At Gelsenkirchen Hbf, change to route 302 and to go Bochum Hbf. At Bochum Hbf, there may be time to travel on other Bogestra lines before taking the 310 to Witten-Heven. From Witten Hbf take the S-Bahn S5 (DBAG-train) for Dortmund (every 30 minutes). This is necessary as there is no longer a tram connection between the Bogestra and the Dortmund networks. Get off at Dortmund-Barop and walk over to the stop for line 408, called "Harkortstrasse". This is located about 400 m from the station: first walk southwards, and then follow the street Harkortstrasse eastwards until you see the tram. Take 408 to the city-centre. You can then sample the isolated Dortmund network before returning to your origin from Dortmund Hbf by train.
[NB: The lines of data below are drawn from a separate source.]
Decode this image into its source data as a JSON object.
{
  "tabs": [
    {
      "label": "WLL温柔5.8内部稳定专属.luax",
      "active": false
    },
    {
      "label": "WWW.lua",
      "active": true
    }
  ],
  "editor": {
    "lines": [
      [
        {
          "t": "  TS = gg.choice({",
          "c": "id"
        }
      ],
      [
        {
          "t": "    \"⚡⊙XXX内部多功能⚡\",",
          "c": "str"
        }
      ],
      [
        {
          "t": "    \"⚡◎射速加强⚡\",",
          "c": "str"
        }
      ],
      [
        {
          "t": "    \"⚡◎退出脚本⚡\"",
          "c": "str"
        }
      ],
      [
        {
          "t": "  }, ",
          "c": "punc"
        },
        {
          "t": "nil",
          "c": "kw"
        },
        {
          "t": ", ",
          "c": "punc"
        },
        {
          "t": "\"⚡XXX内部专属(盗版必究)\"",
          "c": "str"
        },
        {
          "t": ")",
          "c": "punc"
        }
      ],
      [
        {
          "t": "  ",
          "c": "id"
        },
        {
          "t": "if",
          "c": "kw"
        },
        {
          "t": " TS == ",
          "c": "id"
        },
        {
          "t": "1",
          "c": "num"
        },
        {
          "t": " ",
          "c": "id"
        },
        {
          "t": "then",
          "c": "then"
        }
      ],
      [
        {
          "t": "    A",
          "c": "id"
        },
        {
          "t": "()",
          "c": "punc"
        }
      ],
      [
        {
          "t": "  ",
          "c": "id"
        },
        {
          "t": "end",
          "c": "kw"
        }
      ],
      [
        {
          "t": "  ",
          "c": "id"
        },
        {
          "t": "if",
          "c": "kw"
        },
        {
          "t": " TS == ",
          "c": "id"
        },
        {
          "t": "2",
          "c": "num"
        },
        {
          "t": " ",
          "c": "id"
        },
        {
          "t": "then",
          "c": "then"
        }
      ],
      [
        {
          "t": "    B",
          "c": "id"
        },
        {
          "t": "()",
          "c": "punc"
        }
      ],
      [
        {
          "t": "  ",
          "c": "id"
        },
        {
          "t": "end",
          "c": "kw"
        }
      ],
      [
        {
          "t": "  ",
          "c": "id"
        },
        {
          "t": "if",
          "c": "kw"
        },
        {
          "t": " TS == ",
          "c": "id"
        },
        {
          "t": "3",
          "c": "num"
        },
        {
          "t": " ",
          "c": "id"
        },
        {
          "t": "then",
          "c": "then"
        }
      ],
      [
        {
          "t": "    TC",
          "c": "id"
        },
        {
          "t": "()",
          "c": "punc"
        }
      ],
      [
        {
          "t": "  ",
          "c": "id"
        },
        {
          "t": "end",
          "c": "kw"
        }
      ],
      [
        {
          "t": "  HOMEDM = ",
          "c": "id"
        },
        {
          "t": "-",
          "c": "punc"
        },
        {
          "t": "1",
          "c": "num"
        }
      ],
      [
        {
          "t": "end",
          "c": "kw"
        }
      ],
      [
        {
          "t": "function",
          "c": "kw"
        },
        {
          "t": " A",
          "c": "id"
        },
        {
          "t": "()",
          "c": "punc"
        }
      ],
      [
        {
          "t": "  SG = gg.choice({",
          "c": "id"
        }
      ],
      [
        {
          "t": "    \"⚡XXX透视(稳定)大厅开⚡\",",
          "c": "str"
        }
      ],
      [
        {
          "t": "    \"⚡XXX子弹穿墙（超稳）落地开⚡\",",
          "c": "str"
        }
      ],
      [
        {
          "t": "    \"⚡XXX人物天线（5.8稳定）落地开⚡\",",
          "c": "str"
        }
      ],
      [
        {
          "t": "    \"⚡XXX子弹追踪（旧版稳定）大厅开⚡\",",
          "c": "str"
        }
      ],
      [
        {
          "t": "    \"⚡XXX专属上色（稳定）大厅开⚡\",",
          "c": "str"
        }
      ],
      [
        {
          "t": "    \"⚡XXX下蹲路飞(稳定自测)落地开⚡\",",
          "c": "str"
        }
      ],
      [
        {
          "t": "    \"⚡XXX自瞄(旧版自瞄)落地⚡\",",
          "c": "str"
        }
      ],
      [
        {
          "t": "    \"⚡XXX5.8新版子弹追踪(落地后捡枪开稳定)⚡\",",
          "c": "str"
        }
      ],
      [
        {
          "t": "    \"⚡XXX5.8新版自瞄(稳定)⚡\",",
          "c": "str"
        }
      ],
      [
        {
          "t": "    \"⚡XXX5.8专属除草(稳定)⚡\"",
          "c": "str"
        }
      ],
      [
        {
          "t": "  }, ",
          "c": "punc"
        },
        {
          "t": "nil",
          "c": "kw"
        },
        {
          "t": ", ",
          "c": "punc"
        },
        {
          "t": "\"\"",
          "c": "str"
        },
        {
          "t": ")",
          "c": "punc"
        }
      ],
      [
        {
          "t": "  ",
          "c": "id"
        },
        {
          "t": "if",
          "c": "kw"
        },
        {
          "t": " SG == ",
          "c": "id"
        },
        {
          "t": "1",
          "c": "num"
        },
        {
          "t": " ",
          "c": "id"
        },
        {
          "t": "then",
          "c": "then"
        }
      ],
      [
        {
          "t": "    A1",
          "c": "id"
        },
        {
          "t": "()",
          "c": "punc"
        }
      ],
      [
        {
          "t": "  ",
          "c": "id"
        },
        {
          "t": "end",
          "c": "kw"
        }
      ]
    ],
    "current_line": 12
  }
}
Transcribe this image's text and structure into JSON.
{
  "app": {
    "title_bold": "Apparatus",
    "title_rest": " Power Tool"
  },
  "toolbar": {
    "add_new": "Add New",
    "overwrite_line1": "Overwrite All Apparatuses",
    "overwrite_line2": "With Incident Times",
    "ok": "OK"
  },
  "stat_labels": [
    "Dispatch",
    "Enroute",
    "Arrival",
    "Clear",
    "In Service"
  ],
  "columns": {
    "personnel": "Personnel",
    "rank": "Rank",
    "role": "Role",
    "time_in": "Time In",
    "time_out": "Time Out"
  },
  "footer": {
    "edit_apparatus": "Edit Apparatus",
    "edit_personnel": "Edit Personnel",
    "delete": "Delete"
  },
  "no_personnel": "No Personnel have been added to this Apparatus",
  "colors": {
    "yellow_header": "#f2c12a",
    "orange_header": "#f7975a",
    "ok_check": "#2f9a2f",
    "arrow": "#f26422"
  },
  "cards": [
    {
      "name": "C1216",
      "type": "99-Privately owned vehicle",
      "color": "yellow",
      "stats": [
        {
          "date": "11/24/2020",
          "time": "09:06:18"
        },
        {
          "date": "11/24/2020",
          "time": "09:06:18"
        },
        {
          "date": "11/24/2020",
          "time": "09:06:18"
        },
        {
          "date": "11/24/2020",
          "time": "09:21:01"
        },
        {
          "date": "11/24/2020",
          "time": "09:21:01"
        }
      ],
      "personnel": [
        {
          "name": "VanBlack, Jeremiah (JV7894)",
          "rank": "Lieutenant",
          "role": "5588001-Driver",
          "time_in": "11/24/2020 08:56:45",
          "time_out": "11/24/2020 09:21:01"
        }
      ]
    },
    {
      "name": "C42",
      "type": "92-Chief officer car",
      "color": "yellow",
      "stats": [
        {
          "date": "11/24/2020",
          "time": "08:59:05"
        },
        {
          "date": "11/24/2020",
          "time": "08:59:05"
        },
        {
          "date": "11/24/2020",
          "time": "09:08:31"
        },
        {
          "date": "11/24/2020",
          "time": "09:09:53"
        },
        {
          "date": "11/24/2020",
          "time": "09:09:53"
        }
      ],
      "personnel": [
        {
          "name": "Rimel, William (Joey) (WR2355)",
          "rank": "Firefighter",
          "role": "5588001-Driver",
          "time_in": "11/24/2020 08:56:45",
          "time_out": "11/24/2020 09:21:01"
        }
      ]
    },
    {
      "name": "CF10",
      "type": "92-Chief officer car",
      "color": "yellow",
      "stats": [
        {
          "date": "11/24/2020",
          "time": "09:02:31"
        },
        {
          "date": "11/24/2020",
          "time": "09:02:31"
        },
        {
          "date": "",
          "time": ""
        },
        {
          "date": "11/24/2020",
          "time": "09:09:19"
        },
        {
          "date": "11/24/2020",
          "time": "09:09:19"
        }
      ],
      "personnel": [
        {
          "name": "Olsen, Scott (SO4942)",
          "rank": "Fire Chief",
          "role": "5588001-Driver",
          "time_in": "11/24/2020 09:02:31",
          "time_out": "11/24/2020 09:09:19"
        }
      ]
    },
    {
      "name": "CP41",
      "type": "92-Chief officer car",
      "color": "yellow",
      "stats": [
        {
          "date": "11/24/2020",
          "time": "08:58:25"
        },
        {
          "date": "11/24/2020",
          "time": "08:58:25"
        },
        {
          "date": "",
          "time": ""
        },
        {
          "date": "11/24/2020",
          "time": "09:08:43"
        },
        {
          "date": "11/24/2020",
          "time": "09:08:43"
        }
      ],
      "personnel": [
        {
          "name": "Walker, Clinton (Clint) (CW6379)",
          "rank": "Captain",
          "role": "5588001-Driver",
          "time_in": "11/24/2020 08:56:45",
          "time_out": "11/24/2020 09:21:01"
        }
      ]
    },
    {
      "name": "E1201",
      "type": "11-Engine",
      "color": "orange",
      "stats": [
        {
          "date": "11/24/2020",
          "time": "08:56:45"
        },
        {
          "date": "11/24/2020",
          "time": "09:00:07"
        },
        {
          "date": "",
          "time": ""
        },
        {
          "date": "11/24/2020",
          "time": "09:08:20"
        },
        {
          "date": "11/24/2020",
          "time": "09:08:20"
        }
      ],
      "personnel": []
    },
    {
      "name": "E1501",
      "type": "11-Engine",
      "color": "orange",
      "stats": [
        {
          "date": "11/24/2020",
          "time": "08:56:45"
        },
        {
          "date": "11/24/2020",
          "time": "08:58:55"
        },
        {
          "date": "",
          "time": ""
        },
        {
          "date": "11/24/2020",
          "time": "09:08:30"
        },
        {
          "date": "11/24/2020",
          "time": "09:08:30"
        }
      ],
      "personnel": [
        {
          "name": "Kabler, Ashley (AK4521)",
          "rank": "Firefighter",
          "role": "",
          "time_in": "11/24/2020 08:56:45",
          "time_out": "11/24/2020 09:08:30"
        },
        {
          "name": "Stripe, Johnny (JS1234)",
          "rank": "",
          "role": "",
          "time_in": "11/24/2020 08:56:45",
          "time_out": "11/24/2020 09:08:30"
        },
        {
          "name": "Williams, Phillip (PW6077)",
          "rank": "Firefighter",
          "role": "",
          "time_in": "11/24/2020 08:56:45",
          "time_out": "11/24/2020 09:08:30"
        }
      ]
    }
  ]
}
If you have even more time, visit the Schwebebahn (monorail) in Wuppertal and the trolleybus-network in Solingen. For planning your tour note that light rail lines run every 10 or 20 minutes, more frequently in the rush-hour, with reduced service in evenings, on weekends and during school holidays (every 15, 20 or 30 minutes). There are no dining-cars in the evening and on weekends (except on the U76 on Saturday mornings).

[Page 1]

[Home Page]